Long-term forecasts of labour markets

In collaboration with the Warwick Institute for Employment Research (UK) and Cambridge Econometrics (UK), we have made long-term forecasts for the labour markets in European countries. On behalf of the European Agency for Vocational Education and Training CEDEFOP, we have been involved in the ongoing long-term forecasts for the EU and the single EU countries. For Germany, the forecast “Labour Market 2030” was drawn up for the Federal Ministry of Labour and Social Affairs in 2011-16. The focus was on identifying skills shortages, the effects of immigration, and the expected effects of digitization. The basis for this work was laid by preceeding European long-term forecasts, as well as by sector-specific development scenarios. The methods were described in separate reports (EU, D).

In connection with the long-term development trends, specific studies on migration flows, on the need for replacement in the demand for labour, as well as studies on individual sectors of industry, such as medical technology, textiles and clothing industry, and on the financial sector were created.

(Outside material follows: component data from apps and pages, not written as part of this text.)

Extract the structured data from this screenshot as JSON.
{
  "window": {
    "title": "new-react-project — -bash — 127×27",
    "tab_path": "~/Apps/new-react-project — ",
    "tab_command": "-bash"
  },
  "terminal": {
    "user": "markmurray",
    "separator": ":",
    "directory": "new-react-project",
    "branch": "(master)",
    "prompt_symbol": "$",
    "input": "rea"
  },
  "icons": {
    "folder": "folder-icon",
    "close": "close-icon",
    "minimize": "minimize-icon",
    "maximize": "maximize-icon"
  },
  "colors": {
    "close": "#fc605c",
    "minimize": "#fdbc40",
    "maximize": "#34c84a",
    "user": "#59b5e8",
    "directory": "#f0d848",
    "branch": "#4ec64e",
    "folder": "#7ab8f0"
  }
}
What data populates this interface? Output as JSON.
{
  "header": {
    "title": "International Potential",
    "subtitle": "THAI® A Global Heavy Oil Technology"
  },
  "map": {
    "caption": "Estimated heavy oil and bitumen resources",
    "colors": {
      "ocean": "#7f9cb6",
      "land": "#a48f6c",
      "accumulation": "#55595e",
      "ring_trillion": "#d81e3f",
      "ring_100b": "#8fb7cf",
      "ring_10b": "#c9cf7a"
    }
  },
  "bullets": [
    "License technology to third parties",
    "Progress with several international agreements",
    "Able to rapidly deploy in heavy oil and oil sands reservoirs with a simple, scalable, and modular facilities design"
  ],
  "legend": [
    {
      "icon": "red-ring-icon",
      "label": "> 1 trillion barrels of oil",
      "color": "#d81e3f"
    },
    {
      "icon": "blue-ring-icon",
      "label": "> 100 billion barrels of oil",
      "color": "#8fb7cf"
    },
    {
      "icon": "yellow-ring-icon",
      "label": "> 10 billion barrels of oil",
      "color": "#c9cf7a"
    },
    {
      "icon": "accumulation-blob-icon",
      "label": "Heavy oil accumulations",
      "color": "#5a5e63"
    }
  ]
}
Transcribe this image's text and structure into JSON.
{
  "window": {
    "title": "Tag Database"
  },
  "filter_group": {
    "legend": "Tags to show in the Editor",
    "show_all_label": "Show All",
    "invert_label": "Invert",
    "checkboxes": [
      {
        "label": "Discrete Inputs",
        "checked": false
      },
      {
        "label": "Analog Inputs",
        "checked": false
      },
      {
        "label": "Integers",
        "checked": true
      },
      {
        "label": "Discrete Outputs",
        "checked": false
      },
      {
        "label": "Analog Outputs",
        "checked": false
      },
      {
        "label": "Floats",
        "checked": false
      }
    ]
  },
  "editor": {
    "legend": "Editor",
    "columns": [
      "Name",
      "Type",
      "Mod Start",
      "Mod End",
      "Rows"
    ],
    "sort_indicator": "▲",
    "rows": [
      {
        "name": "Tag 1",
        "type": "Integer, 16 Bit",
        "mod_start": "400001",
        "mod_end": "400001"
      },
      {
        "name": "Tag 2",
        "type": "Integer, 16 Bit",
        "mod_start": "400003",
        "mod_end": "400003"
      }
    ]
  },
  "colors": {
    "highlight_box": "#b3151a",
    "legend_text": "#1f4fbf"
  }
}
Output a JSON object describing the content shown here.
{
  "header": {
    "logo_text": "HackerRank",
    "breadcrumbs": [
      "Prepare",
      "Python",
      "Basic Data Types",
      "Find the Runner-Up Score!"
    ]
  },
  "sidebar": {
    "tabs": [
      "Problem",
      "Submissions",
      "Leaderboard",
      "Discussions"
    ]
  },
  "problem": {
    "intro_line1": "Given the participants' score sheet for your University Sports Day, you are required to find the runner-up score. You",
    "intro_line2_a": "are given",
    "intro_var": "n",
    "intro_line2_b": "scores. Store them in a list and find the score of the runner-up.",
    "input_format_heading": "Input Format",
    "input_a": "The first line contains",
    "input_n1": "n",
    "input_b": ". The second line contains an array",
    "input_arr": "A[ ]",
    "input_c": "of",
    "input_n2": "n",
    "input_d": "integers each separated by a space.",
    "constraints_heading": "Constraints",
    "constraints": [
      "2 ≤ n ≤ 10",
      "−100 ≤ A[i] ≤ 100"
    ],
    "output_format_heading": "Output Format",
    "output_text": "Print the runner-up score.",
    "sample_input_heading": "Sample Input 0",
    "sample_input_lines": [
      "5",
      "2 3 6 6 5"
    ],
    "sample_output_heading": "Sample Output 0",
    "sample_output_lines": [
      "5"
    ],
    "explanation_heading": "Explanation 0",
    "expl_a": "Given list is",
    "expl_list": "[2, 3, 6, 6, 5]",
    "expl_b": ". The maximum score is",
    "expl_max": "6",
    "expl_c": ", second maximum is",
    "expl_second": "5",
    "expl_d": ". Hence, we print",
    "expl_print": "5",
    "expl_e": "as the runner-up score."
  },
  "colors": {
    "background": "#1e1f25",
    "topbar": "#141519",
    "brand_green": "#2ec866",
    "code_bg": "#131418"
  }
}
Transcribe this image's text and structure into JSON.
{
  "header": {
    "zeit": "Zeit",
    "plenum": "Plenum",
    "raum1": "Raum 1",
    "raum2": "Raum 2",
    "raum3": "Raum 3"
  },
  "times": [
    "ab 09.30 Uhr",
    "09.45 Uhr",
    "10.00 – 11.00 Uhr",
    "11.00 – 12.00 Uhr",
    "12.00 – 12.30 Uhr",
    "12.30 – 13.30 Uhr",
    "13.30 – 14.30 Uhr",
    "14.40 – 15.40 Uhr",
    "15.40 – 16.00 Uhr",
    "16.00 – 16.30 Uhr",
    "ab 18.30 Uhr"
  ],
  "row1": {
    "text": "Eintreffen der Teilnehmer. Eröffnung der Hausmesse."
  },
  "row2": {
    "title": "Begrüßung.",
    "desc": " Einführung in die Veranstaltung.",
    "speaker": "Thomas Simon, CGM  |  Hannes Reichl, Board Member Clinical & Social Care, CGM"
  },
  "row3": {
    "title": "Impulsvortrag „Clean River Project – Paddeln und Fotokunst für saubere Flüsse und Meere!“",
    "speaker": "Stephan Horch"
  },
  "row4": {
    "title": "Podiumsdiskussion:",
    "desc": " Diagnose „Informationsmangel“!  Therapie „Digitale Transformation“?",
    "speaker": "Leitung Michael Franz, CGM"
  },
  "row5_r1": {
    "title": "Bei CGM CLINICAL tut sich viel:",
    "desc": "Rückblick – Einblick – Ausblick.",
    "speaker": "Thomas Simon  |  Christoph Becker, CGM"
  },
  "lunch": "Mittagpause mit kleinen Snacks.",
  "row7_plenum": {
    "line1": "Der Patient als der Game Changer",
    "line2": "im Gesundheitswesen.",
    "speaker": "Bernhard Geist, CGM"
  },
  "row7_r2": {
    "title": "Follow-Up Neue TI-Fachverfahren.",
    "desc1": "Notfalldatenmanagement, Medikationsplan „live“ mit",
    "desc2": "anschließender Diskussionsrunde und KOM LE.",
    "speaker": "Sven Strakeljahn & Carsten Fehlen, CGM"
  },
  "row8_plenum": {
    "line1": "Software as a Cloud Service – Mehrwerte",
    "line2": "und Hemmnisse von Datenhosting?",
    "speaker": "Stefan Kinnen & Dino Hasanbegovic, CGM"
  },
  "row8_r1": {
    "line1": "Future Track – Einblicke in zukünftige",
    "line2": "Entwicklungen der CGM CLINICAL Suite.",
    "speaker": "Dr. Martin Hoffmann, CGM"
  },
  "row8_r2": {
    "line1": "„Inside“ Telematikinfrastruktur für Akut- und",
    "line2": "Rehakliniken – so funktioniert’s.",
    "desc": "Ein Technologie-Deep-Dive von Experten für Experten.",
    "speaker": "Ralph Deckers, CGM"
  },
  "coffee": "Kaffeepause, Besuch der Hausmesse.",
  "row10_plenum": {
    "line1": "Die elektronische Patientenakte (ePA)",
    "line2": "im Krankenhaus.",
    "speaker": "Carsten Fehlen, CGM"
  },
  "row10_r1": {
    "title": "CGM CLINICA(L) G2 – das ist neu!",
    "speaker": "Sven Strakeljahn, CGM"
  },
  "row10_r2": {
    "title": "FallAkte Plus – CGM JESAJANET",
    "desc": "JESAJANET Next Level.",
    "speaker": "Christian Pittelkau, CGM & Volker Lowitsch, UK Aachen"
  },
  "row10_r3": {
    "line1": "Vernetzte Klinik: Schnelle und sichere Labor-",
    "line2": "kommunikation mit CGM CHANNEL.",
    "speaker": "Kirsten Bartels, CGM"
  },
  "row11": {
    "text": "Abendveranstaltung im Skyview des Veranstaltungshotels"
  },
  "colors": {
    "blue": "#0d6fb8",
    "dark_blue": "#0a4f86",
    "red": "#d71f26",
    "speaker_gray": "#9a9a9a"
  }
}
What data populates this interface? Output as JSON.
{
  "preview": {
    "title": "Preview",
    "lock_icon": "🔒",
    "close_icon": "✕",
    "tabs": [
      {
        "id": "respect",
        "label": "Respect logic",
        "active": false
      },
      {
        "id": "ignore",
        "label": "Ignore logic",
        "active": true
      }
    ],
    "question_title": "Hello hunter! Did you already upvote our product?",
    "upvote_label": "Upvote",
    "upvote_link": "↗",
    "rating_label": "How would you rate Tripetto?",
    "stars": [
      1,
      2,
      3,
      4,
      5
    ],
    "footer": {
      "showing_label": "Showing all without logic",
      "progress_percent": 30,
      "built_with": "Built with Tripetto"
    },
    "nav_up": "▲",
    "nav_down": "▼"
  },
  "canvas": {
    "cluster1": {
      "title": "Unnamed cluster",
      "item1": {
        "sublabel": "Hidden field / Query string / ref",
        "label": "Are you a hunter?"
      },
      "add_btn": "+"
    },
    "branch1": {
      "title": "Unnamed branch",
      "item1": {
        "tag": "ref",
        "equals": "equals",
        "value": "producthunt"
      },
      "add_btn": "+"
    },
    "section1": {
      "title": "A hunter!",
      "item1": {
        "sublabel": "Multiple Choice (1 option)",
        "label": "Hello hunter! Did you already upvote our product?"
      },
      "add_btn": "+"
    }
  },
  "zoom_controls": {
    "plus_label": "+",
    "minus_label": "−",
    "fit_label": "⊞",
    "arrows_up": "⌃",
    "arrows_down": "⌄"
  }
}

On behalf of the Bertelsmann Stiftung, forecasts of the demand for skilled workers in day care centres are now developed. To this end, both the training capacity and the expansion and replacement needs are forecasted over the next 10 years.

Surveys and development of statistical indicators

As early as the 1980s, Kurt Vogler-Ludwig and the Institute for Employment Research of the Federal Employment Agency began to develop indicators for job vacancies in the German labour market. First in parallel approaches, after 1992 in the joint project "Aggregate job vacancies", which still exists today. The number of vacant positions in companies is determined using surveys and specified estimation procedures. In addition, information on the process of filling job vacancies is obtained. The data represent an important aspect of the job market and are used continuously in official job market analysis. The survey has been part of European labour market statistics since 2006 and is currently carried out on a quarterly basis on behalf of Eurostat.

Economix also developed the indicator on duration of working life on behalf of Eurostat. This indicator calculates the average number of working years over the life time, based on data on life expectancy and labour force participation. It is part of the statistical data set for monitoring the EU 2020 strategy. In addition, the European Commission has assigned us to develop indicator systems for regional labour markets.

For the European Training Foundation (ETF), Economix has developed indicators for imbalances in the labour market that are used to analyse and implement evidence-based labour market policies for ETF partner countries in Southeast Europe. This project is currently being updated and offered to all ETF partner countries.

Last update: September 2020